The inaugural year of the ComEd HFS Scholars STEM Program and Energy Academy concluded this weekend with student project presentations and an award ceremony recognizing the top three teams. Winning criteria for student prototypes in the competition included the potential to deliver community benefits related to health, safety, sustainability, connectedness, mobility, efficiency and education.
Winning students among the 50 participating freshmen were Austin Ayite, Kamron Brown, Bryce Choice and Chris Iwuoha. They were awarded the top prize of $2,000 for their innovative technology concept, Smart Pathways. Smart Pathways was designed to light pathways, more energy efficiently, through motion sensors and light dimming capabilities.
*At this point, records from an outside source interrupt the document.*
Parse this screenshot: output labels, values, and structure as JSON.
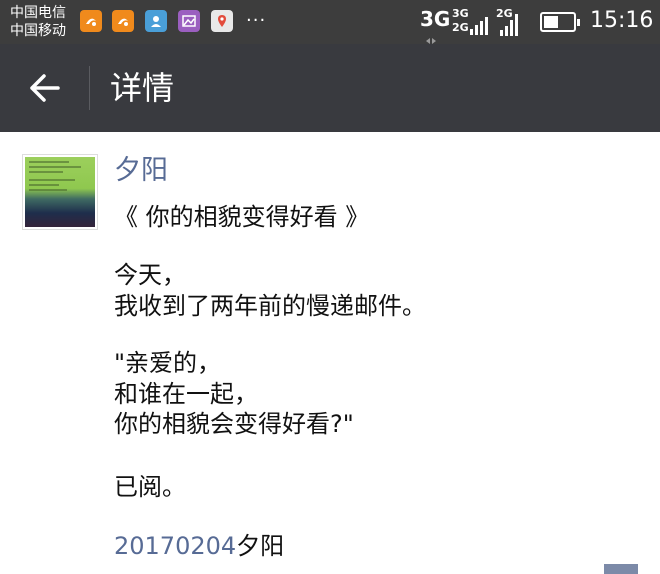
{
  "status_bar": {
    "carrier_1": "中国电信",
    "carrier_2": "中国移动",
    "notification_icons": [
      "uc-browser-icon",
      "uc-browser-icon",
      "contacts-app-icon",
      "gallery-app-icon",
      "maps-app-icon"
    ],
    "more": "···",
    "network_main": "3G",
    "network_sim1": "3G",
    "network_sim1_sub": "2G",
    "network_sim2": "2G",
    "time": "15:16"
  },
  "app_bar": {
    "title": "详情"
  },
  "post": {
    "author": "夕阳",
    "lines": {
      "title": "《 你的相貌变得好看 》",
      "para1": "今天，\n我收到了两年前的慢递邮件。",
      "para2": "\"亲爱的，\n和谁在一起，\n你的相貌会变得好看?\"",
      "para3": "已阅。"
    },
    "signature_date": "20170204",
    "signature_name": "夕阳"
  },
  "colors": {
    "status_bar_bg": "#3d3d3d",
    "app_bar_bg": "#393a3f",
    "link_blue": "#576b95"
  }
}
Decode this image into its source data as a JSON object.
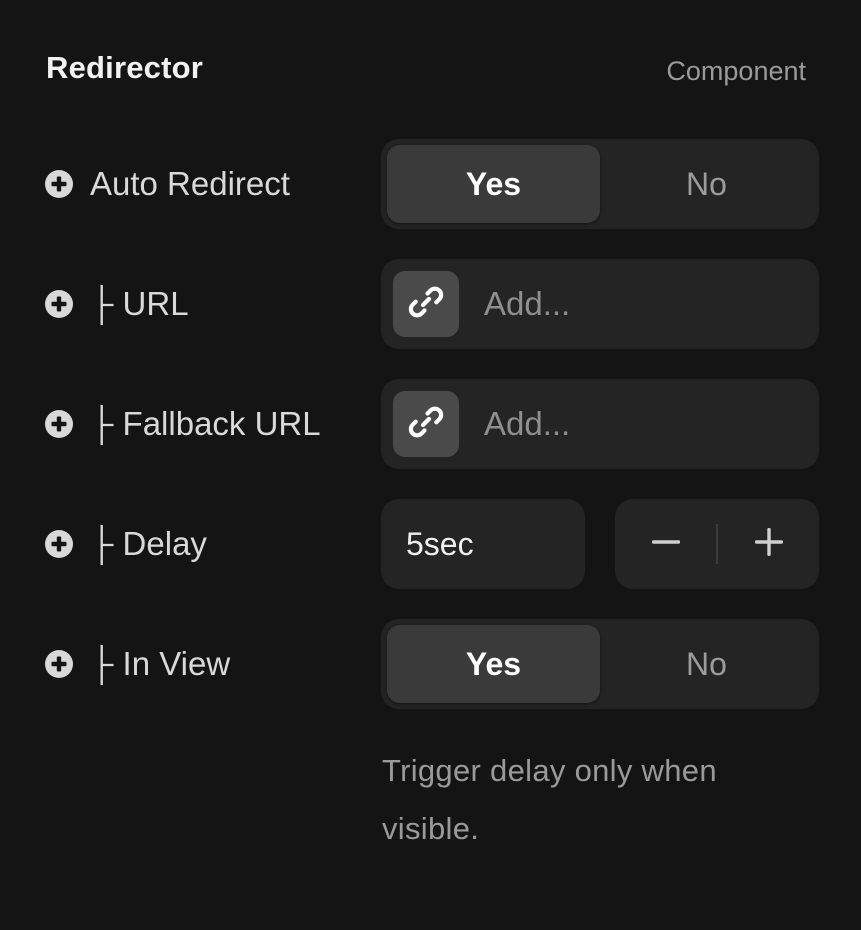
{
  "header": {
    "title": "Redirector",
    "subtitle": "Component"
  },
  "rows": {
    "auto_redirect": {
      "label": "Auto Redirect",
      "options": [
        "Yes",
        "No"
      ],
      "selected": "Yes"
    },
    "url": {
      "label": "├ URL",
      "placeholder": "Add..."
    },
    "fallback_url": {
      "label": "├ Fallback URL",
      "placeholder": "Add..."
    },
    "delay": {
      "label": "├ Delay",
      "value": "5sec"
    },
    "in_view": {
      "label": "├ In View",
      "options": [
        "Yes",
        "No"
      ],
      "selected": "Yes"
    }
  },
  "helper_text": "Trigger delay only when visible.",
  "icons": {
    "row_add": "plus-circle-icon",
    "link": "link-icon",
    "decrement": "minus-icon",
    "increment": "plus-icon"
  },
  "colors": {
    "background": "#141414",
    "control_bg": "#242424",
    "active_segment": "#3a3a3a",
    "link_button": "#4a4a4a",
    "muted_text": "#9a9a9a"
  }
}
The Smart Pathways prototype also included safety features such as tracking movement through its light sensors.
ComEd’s HFS Scholars STEM Program and Energy Academy is a four-year educational program connecting socioeconomically disadvantaged high school students to STEM subjects specifically related to the energy industry. Since its kickoff in December, students have been taking part in an immersive experience, learning the fundamentals of energy, smart city technologies and sustainability, and developing smart grid prototypes with professional engineer mentors.
“While the partnership we’ve built with HFS Chicago Scholars offers its students the unique opportunity to learn about the exciting future of energy, it also grants us the opportunity to learn from these bright students,” said Shay Bahramira, vice president of Engineering and Smart Grid at ComEd. “We look forward to building upon this partnership and to see these freshmen students grow over the course of their high school career, as they all achieved excellence over the past five months.”
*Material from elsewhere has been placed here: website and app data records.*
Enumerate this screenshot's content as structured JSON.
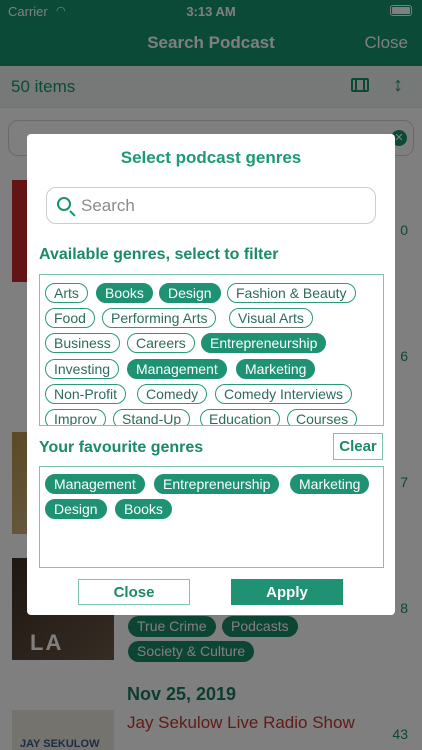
{
  "status_bar": {
    "carrier": "Carrier",
    "time": "3:13 AM"
  },
  "nav": {
    "title": "Search Podcast",
    "close_label": "Close"
  },
  "toolbar": {
    "count": "50 items"
  },
  "background_rows": {
    "numbers": [
      "0",
      "6",
      "7",
      "8",
      "43"
    ],
    "chips_row3": [
      "True Crime",
      "Podcasts",
      "Society & Culture"
    ],
    "artwork_text_row3": "LA",
    "row4_date": "Nov 25, 2019",
    "row4_title": "Jay Sekulow Live Radio Show",
    "artwork_text_row4": "JAY SEKULOW"
  },
  "modal": {
    "title": "Select podcast genres",
    "search_placeholder": "Search",
    "available_label": "Available genres, select to filter",
    "available": [
      "Arts",
      "Books",
      "Design",
      "Fashion & Beauty",
      "Food",
      "Performing Arts",
      "Visual Arts",
      "Business",
      "Careers",
      "Entrepreneurship",
      "Investing",
      "Management",
      "Marketing",
      "Non-Profit",
      "Comedy",
      "Comedy Interviews",
      "Improv",
      "Stand-Up",
      "Education",
      "Courses"
    ],
    "favourites_label": "Your favourite genres",
    "clear_label": "Clear",
    "favourites": [
      "Management",
      "Entrepreneurship",
      "Marketing",
      "Design",
      "Books"
    ],
    "close_label": "Close",
    "apply_label": "Apply"
  },
  "colors": {
    "accent": "#17946f",
    "chip_selected": "#1e9272",
    "warning_text": "#c0392b"
  }
}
Mia Cadichon, Dulce Chavez, Ashley Farinango, Dayanara Orellana, Luz Perez and Amanda Zavala won second place and were awarded $1,250. The team developed an energy efficient Smart Charger designed to charge phones while reducing the chance of overheating and/or battery explosions by shutting off once the phone reaches 100 percent battery power.
Saul Garcia, Edgar Mijarez, Leslie Ortega, Israel Ramos and Edgar Valadez placed in third place and received a prize of $750 for developing a Smart Carbon Dioxide Detector. The detector was designed to improve air quality and emergency response times in regard to carbon dioxide emissions. The prototype included integrating sensors into existing technology to sense the amount of carbon dioxide in the air as well as assist in emergency response by rerouting GPS systems and working with traffic signals to route traffic away from dangerous areas.
“ComEd has been a fantastic partner for over 10 years,” said Mike Kennelly, founder and chairman of HFS Chicago Scholars. “They launched this program this year, and it’s been great for our freshmen scholars — learning scientific concepts from ComEd’s scientists and engineers and how to apply them. But more than anything, seeing them have a lot of fun along the way.”
Other student prototypes ranged from smart outlets, which help reduce excess energy usage, and smart canes, which help the sight impaired, to technology that would use precipitation as an energy source to generate electricity and as a water source by filtering the water for home appliance usage.
The HFS Scholars STEM Program and Energy Academy is part of ComEd’s Community of the Future in Bronzeville, a collaborative effort of local residents and ComEd to use smart grid technologies to create a connected, green and resilient community as well as enhance people’s everyday lives. Additional pilots of ComEd’s Community of the Future include a microgrid that enhances the security and resiliency of the electric system; an electric vehicle transportation service for seniors; a community energy storage pilot; off-grid renewable lighting structures; and sensor-based technologies that are being piloted with nearby Illinois Tech. The Community of the Future also features STEM education programs for Bronzeville and Chicago-area high school students who are applying microprocessor technology to design solutions that address community needs and enhance quality of life.